ACTIVITY =
Find the lines below that contain the string "heading", count them, and give only the number.

SOURCE RECORDS =
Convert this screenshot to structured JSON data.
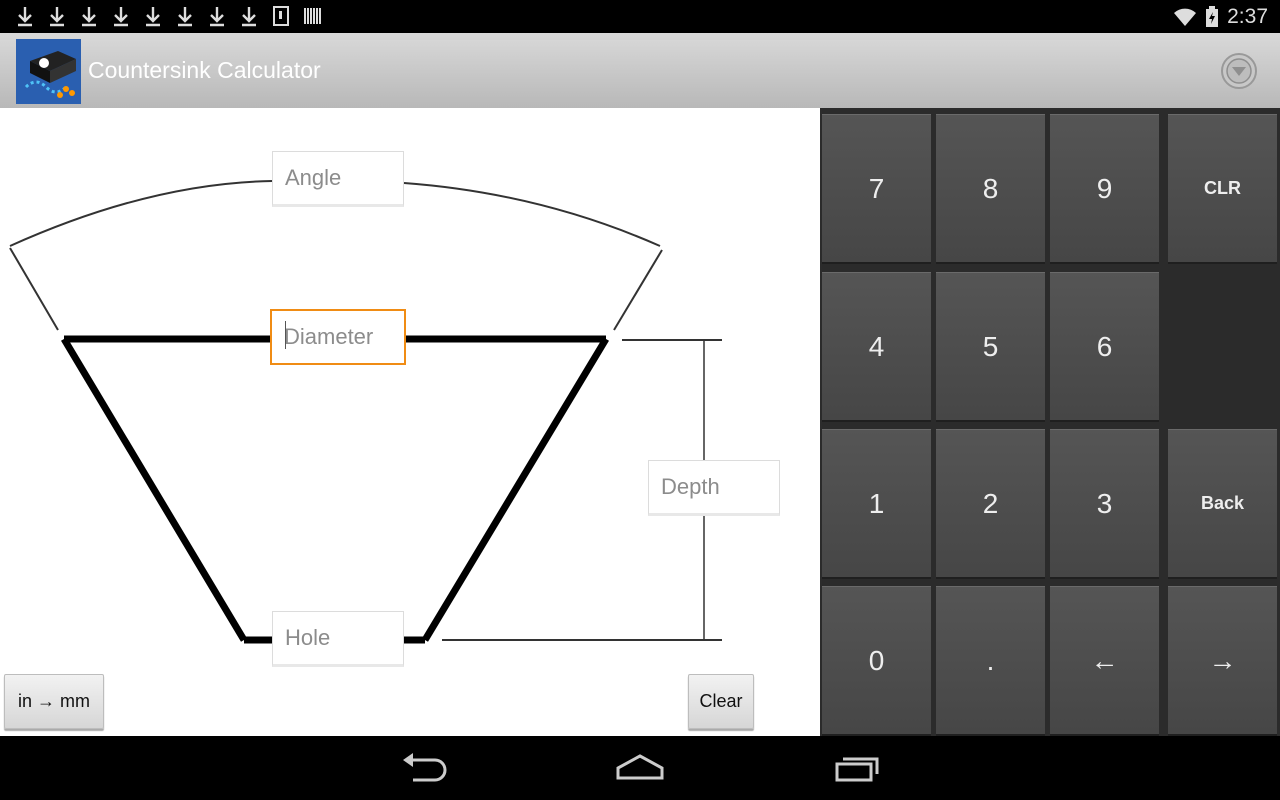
{
  "status_bar": {
    "time": "2:37",
    "notification_icons": [
      "download-icon",
      "download-icon",
      "download-icon",
      "download-icon",
      "download-icon",
      "download-icon",
      "download-icon",
      "download-icon",
      "sd-card-icon",
      "barcode-icon"
    ],
    "wifi_icon": "wifi-icon",
    "battery_icon": "battery-charging-icon"
  },
  "action_bar": {
    "title": "Countersink Calculator",
    "app_icon": "countersink-app-icon",
    "overflow_icon": "overflow-menu-icon"
  },
  "diagram": {
    "fields": {
      "angle": {
        "placeholder": "Angle",
        "value": ""
      },
      "diameter": {
        "placeholder": "Diameter",
        "value": ""
      },
      "depth": {
        "placeholder": "Depth",
        "value": ""
      },
      "hole": {
        "placeholder": "Hole",
        "value": ""
      }
    },
    "convert_button": "in → mm",
    "clear_button": "Clear"
  },
  "keypad": {
    "rows": [
      [
        "7",
        "8",
        "9",
        "CLR"
      ],
      [
        "4",
        "5",
        "6",
        ""
      ],
      [
        "1",
        "2",
        "3",
        "Back"
      ],
      [
        "0",
        ".",
        "←",
        "→"
      ]
    ]
  },
  "nav_bar": {
    "back_icon": "back-icon",
    "home_icon": "home-icon",
    "recents_icon": "recent-apps-icon"
  }
}
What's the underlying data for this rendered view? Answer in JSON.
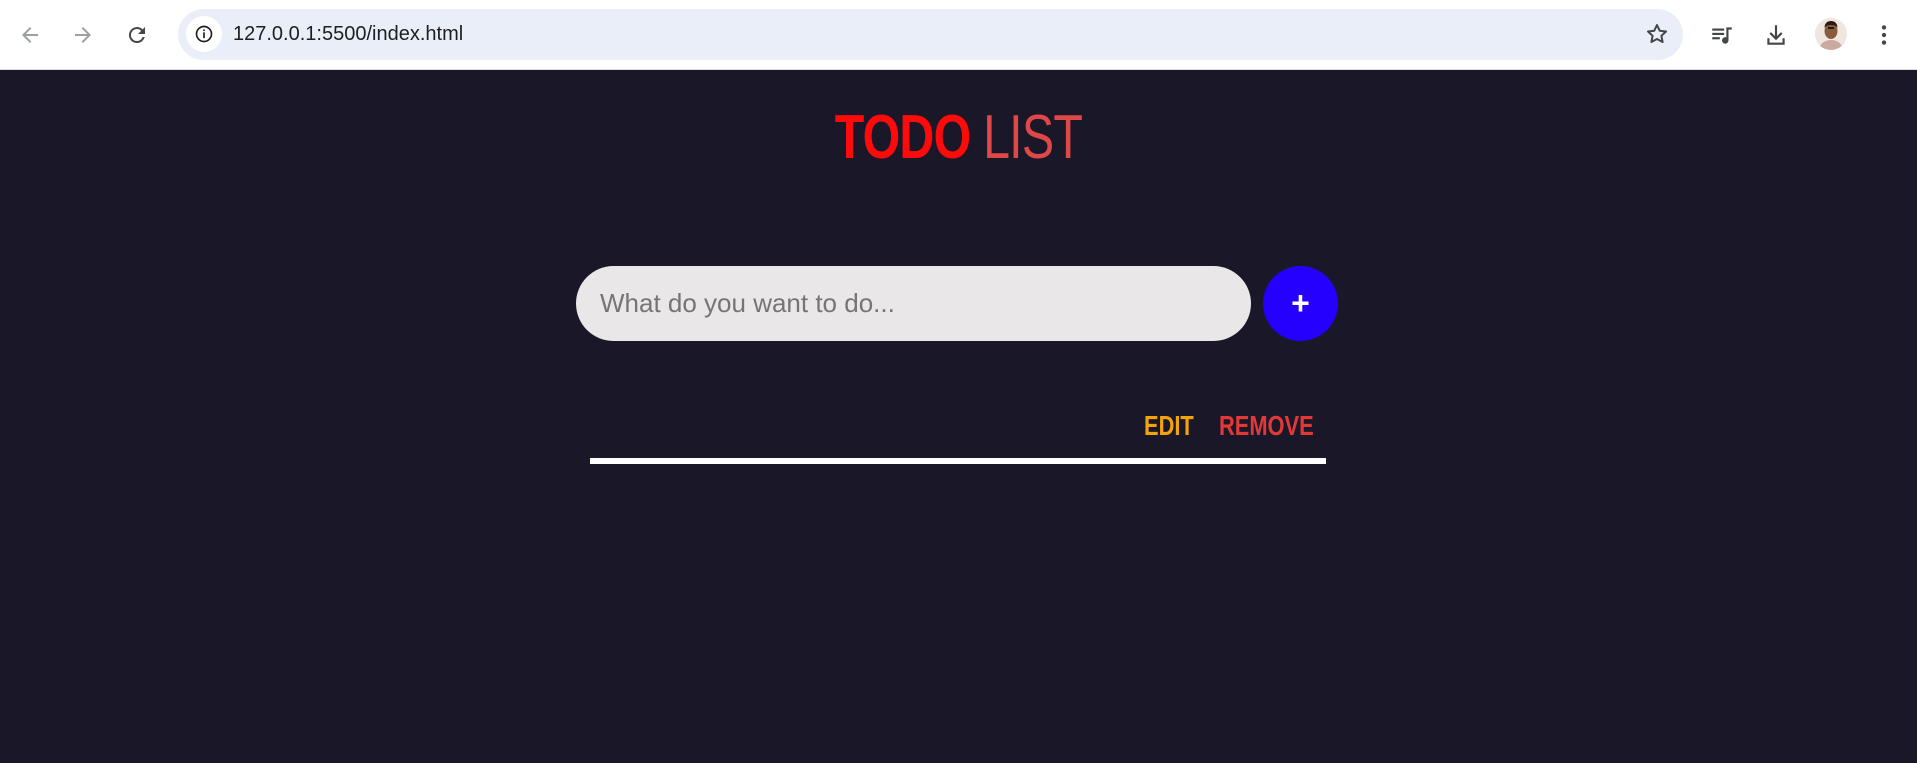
{
  "browser": {
    "url": "127.0.0.1:5500/index.html",
    "icons": {
      "back": "back-arrow-icon",
      "forward": "forward-arrow-icon",
      "reload": "reload-icon",
      "site_info": "info-icon",
      "bookmark": "star-icon",
      "media": "media-queue-icon",
      "download": "download-icon",
      "profile": "avatar",
      "menu": "kebab-menu-icon"
    }
  },
  "app": {
    "title_part1": "TODO",
    "title_part2": "LIST",
    "input_placeholder": "What do you want to do...",
    "add_label": "+",
    "todo_items": [
      {
        "text": "",
        "edit_label": "EDIT",
        "remove_label": "REMOVE"
      }
    ],
    "colors": {
      "background": "#1a1828",
      "title_todo": "#ff0a0a",
      "title_list": "#e04747",
      "add_button": "#2500ff",
      "edit": "#f5a30b",
      "remove": "#e33838",
      "input_bg": "#e9e7e7"
    }
  }
}
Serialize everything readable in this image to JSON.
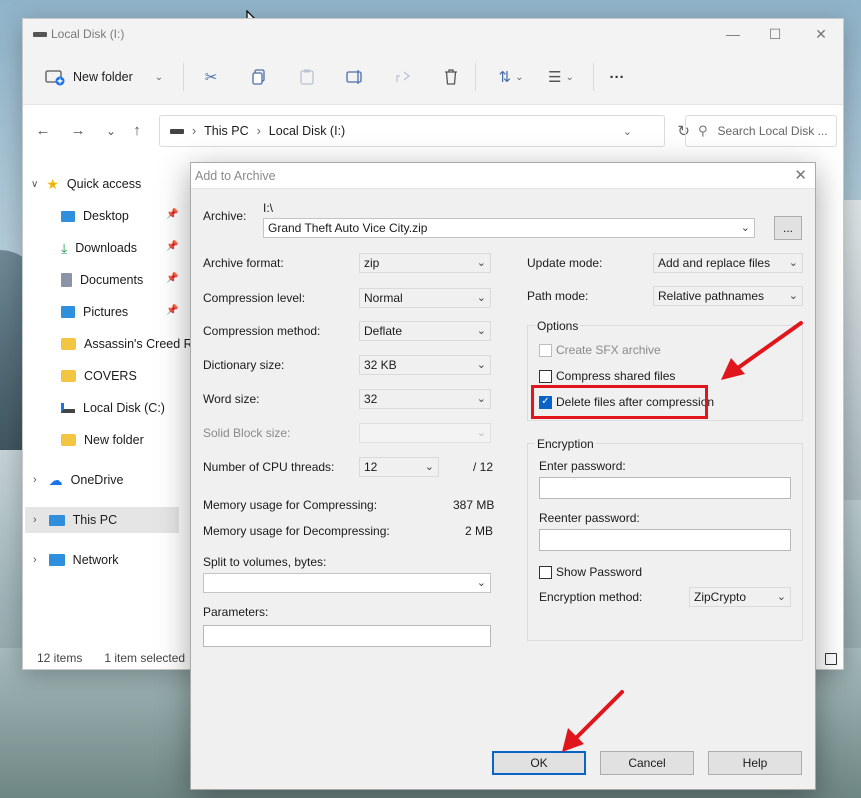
{
  "explorer": {
    "title": "Local Disk (I:)",
    "window_controls": {
      "minimize": "—",
      "maximize": "☐",
      "close": "✕"
    },
    "toolbar": {
      "new_folder": "New folder"
    },
    "address": {
      "path": [
        "This PC",
        "Local Disk (I:)"
      ]
    },
    "search_placeholder": "Search Local Disk ...",
    "sidebar": {
      "quick_access": "Quick access",
      "items": [
        "Desktop",
        "Downloads",
        "Documents",
        "Pictures",
        "Assassin's Creed  R",
        "COVERS",
        "Local Disk (C:)",
        "New folder"
      ],
      "onedrive": "OneDrive",
      "this_pc": "This PC",
      "network": "Network"
    },
    "status": {
      "count": "12 items",
      "selected": "1 item selected"
    }
  },
  "dialog": {
    "title": "Add to Archive",
    "archive_label": "Archive:",
    "archive_path": "I:\\",
    "archive_name": "Grand Theft Auto Vice City.zip",
    "browse": "...",
    "left": {
      "archive_format": {
        "label": "Archive format:",
        "value": "zip"
      },
      "compression_level": {
        "label": "Compression level:",
        "value": "Normal"
      },
      "compression_method": {
        "label": "Compression method:",
        "value": "Deflate"
      },
      "dictionary_size": {
        "label": "Dictionary size:",
        "value": "32 KB"
      },
      "word_size": {
        "label": "Word size:",
        "value": "32"
      },
      "solid_block": {
        "label": "Solid Block size:",
        "value": ""
      },
      "cpu_threads": {
        "label": "Number of CPU threads:",
        "value": "12",
        "max": "/ 12"
      },
      "mem_compress": {
        "label": "Memory usage for Compressing:",
        "value": "387 MB"
      },
      "mem_decompress": {
        "label": "Memory usage for Decompressing:",
        "value": "2 MB"
      },
      "split_label": "Split to volumes, bytes:",
      "parameters_label": "Parameters:"
    },
    "right": {
      "update_mode": {
        "label": "Update mode:",
        "value": "Add and replace files"
      },
      "path_mode": {
        "label": "Path mode:",
        "value": "Relative pathnames"
      },
      "options_title": "Options",
      "create_sfx": "Create SFX archive",
      "compress_shared": "Compress shared files",
      "delete_after": "Delete files after compression",
      "encryption_title": "Encryption",
      "enter_password": "Enter password:",
      "reenter_password": "Reenter password:",
      "show_password": "Show Password",
      "encryption_method": {
        "label": "Encryption method:",
        "value": "ZipCrypto"
      }
    },
    "buttons": {
      "ok": "OK",
      "cancel": "Cancel",
      "help": "Help"
    }
  },
  "colors": {
    "accent": "#0a63c5",
    "annotation": "#e1161c"
  }
}
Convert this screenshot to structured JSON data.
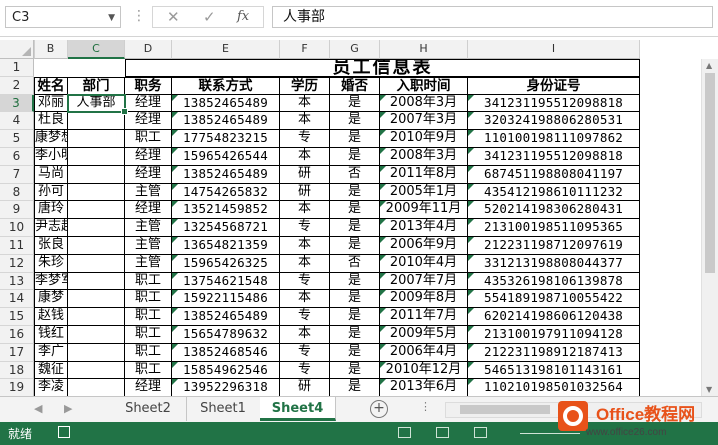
{
  "formula_bar": {
    "name_box": "C3",
    "cancel_icon": "✕",
    "enter_icon": "✓",
    "fx_label": "fx",
    "content": "人事部"
  },
  "grid": {
    "column_headers": [
      "B",
      "C",
      "D",
      "E",
      "F",
      "G",
      "H",
      "I"
    ],
    "selected_column": "C",
    "row_numbers": [
      "1",
      "2",
      "3",
      "4",
      "5",
      "6",
      "7",
      "8",
      "9",
      "10",
      "11",
      "12",
      "13",
      "14",
      "15",
      "16",
      "17",
      "18",
      "19"
    ],
    "selected_row": "3",
    "title": "员工信息表",
    "headers": [
      "姓名",
      "部门",
      "职务",
      "联系方式",
      "学历",
      "婚否",
      "入职时间",
      "身份证号"
    ],
    "rows": [
      [
        "邓丽",
        "人事部",
        "经理",
        "13852465489",
        "本",
        "是",
        "2008年3月",
        "341231195512098818"
      ],
      [
        "杜良",
        "",
        "经理",
        "13852465489",
        "本",
        "是",
        "2007年3月",
        "320324198806280531"
      ],
      [
        "康梦想",
        "",
        "职工",
        "17754823215",
        "专",
        "是",
        "2010年9月",
        "110100198111097862"
      ],
      [
        "李小明",
        "",
        "经理",
        "15965426544",
        "本",
        "是",
        "2008年3月",
        "341231195512098818"
      ],
      [
        "马尚",
        "",
        "经理",
        "13852465489",
        "研",
        "否",
        "2011年8月",
        "687451198808041197"
      ],
      [
        "孙可",
        "",
        "主管",
        "14754265832",
        "研",
        "是",
        "2005年1月",
        "435412198610111232"
      ],
      [
        "唐玲",
        "",
        "经理",
        "13521459852",
        "本",
        "是",
        "2009年11月",
        "520214198306280431"
      ],
      [
        "尹志超",
        "",
        "主管",
        "13254568721",
        "专",
        "是",
        "2013年4月",
        "213100198511095365"
      ],
      [
        "张良",
        "",
        "主管",
        "13654821359",
        "本",
        "是",
        "2006年9月",
        "212231198712097619"
      ],
      [
        "朱珍",
        "",
        "主管",
        "15965426325",
        "本",
        "否",
        "2010年4月",
        "331213198808044377"
      ],
      [
        "李梦军",
        "",
        "职工",
        "13754621548",
        "专",
        "是",
        "2007年7月",
        "435326198106139878"
      ],
      [
        "康梦",
        "",
        "职工",
        "15922115486",
        "本",
        "是",
        "2009年8月",
        "554189198710055422"
      ],
      [
        "赵钱",
        "",
        "职工",
        "13852465489",
        "专",
        "是",
        "2011年7月",
        "620214198606120438"
      ],
      [
        "钱红",
        "",
        "职工",
        "15654789632",
        "本",
        "是",
        "2009年5月",
        "213100197911094128"
      ],
      [
        "李广",
        "",
        "职工",
        "13852468546",
        "专",
        "是",
        "2006年4月",
        "212231198912187413"
      ],
      [
        "魏征",
        "",
        "职工",
        "15854962546",
        "专",
        "是",
        "2010年12月",
        "546513198101143161"
      ],
      [
        "李凌",
        "",
        "经理",
        "13952296318",
        "研",
        "是",
        "2013年6月",
        "110210198501032564"
      ]
    ]
  },
  "sheet_tabs": {
    "nav_prev": "◀",
    "nav_next": "▶",
    "tabs": [
      "Sheet2",
      "Sheet1",
      "Sheet4"
    ],
    "active": "Sheet4",
    "add_icon": "+"
  },
  "status_bar": {
    "ready_label": "就绪"
  },
  "watermark": {
    "brand": "Office教程网",
    "url": "www.office26.com"
  },
  "colors": {
    "accent": "#217346",
    "status_bar": "#217346",
    "watermark_orange": "#e8521a"
  }
}
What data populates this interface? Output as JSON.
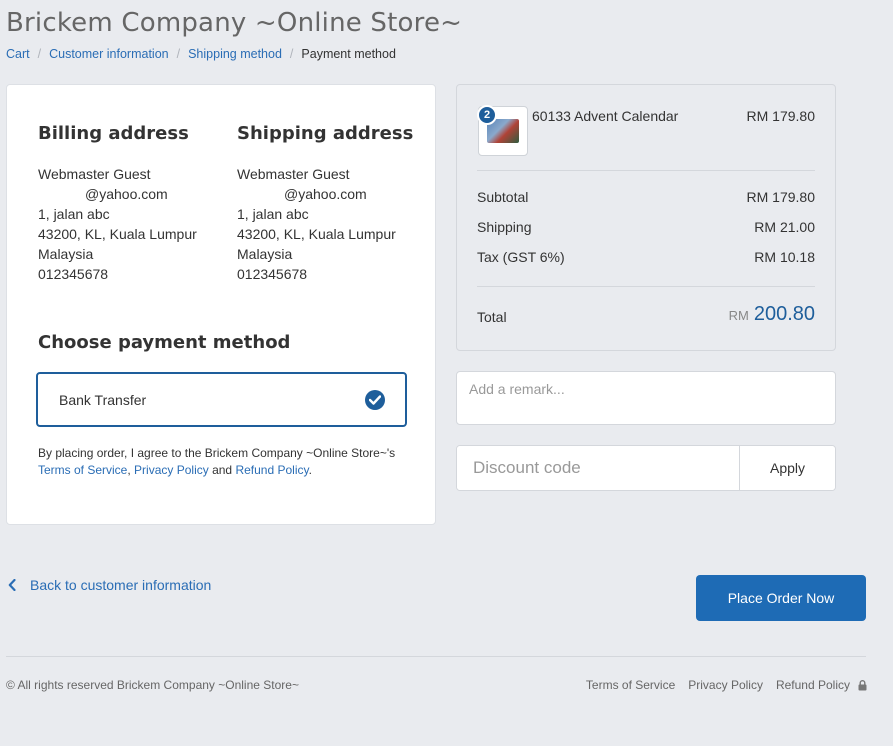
{
  "store": {
    "title": "Brickem Company ~Online Store~"
  },
  "breadcrumb": {
    "items": [
      "Cart",
      "Customer information",
      "Shipping method"
    ],
    "separator": "/",
    "current": "Payment method"
  },
  "billing": {
    "heading": "Billing address",
    "name": "Webmaster Guest",
    "email": "@yahoo.com",
    "street": "1, jalan abc",
    "city": "43200, KL, Kuala Lumpur",
    "country": "Malaysia",
    "phone": "012345678"
  },
  "shipping": {
    "heading": "Shipping address",
    "name": "Webmaster Guest",
    "email": "@yahoo.com",
    "street": "1, jalan abc",
    "city": "43200, KL, Kuala Lumpur",
    "country": "Malaysia",
    "phone": "012345678"
  },
  "payment": {
    "heading": "Choose payment method",
    "option_label": "Bank Transfer",
    "selected": true,
    "terms_prefix": "By placing order, I agree to the Brickem Company ~Online Store~'s",
    "terms_link": "Terms of Service",
    "comma": ",",
    "privacy_link": "Privacy Policy",
    "and": "and",
    "refund_link": "Refund Policy",
    "period": "."
  },
  "summary": {
    "product": {
      "name": "60133 Advent Calendar",
      "price": "RM 179.80",
      "quantity": "2"
    },
    "subtotal_label": "Subtotal",
    "subtotal_value": "RM 179.80",
    "shipping_label": "Shipping",
    "shipping_value": "RM 21.00",
    "tax_label": "Tax (GST 6%)",
    "tax_value": "RM 10.18",
    "total_label": "Total",
    "total_currency": "RM",
    "total_amount": "200.80"
  },
  "remark": {
    "placeholder": "Add a remark..."
  },
  "discount": {
    "placeholder": "Discount code",
    "apply_label": "Apply"
  },
  "nav": {
    "back_label": "Back to customer information",
    "place_order_label": "Place Order Now"
  },
  "footer": {
    "copyright": "© All rights reserved Brickem Company ~Online Store~",
    "links": [
      "Terms of Service",
      "Privacy Policy",
      "Refund Policy"
    ]
  },
  "colors": {
    "accent": "#1e6bb5",
    "link": "#2a6db5",
    "background": "#e9ebef",
    "selected_border": "#1e5e9b"
  },
  "icons": {
    "check": "check-circle-icon",
    "back": "chevron-left-icon",
    "lock": "lock-icon"
  }
}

RESPONSE TO THIS TASK =
3